Extracted material >>
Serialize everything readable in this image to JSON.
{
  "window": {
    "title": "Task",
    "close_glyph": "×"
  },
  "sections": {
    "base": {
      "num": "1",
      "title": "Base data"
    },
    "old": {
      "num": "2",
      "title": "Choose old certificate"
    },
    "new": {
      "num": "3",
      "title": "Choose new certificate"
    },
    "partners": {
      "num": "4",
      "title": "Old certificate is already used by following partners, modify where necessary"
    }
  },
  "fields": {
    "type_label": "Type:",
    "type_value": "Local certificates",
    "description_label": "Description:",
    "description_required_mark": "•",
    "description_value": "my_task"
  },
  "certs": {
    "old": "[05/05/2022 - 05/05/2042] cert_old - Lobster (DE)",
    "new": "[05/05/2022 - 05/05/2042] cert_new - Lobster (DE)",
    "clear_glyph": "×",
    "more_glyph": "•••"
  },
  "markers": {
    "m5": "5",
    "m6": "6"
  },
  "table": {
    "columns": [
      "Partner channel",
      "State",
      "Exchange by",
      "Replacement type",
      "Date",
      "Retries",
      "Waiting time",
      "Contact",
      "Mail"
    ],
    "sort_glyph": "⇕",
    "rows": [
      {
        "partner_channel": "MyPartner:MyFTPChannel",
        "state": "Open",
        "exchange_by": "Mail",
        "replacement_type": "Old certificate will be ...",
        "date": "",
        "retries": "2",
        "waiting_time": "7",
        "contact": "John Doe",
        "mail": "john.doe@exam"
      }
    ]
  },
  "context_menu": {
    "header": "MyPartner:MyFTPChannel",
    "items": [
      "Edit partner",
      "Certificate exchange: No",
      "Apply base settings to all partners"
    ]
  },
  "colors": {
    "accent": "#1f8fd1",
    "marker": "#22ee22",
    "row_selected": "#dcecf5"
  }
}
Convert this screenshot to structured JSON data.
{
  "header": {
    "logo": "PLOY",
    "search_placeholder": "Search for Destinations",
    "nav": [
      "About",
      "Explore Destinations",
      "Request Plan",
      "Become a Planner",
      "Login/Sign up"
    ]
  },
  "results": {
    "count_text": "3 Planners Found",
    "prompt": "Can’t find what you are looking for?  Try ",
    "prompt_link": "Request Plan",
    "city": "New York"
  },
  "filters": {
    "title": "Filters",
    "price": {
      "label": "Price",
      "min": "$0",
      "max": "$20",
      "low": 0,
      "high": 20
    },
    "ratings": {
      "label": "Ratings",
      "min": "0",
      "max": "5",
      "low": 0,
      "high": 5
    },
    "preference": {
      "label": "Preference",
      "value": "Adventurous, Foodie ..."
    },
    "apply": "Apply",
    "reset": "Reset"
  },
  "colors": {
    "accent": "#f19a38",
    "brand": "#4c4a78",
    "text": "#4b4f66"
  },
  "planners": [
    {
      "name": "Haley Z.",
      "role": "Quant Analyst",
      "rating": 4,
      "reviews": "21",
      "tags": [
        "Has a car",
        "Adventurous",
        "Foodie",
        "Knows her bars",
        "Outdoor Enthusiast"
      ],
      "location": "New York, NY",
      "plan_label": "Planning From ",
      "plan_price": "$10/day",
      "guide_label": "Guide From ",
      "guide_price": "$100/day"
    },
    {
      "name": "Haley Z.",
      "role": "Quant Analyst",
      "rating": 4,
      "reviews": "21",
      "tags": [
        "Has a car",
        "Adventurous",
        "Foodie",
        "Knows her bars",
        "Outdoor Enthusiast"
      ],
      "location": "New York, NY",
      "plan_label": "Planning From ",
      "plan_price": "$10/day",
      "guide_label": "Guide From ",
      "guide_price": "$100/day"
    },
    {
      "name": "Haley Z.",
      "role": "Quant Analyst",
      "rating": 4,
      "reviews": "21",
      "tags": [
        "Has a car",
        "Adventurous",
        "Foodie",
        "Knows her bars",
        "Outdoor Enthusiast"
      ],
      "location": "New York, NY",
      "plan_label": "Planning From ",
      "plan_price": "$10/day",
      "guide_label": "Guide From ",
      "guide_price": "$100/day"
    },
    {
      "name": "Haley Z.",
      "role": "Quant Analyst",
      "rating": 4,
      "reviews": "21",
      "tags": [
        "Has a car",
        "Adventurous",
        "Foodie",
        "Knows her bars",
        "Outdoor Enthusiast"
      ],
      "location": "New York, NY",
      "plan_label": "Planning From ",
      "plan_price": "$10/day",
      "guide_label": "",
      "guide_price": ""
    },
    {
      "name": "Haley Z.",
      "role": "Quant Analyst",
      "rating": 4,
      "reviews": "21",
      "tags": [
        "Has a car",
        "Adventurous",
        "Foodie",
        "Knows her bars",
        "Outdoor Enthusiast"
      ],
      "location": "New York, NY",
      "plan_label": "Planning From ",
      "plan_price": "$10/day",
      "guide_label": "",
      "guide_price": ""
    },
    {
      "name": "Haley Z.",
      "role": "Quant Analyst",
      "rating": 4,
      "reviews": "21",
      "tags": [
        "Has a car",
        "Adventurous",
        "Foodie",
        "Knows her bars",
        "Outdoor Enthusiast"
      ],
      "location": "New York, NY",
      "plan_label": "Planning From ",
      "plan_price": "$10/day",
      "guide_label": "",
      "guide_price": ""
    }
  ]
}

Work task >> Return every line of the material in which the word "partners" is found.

Solved problem >>
    "partners": {
      "title": "Old certificate is already used by following partners, modify where necessary"
      "Apply base settings to all partners"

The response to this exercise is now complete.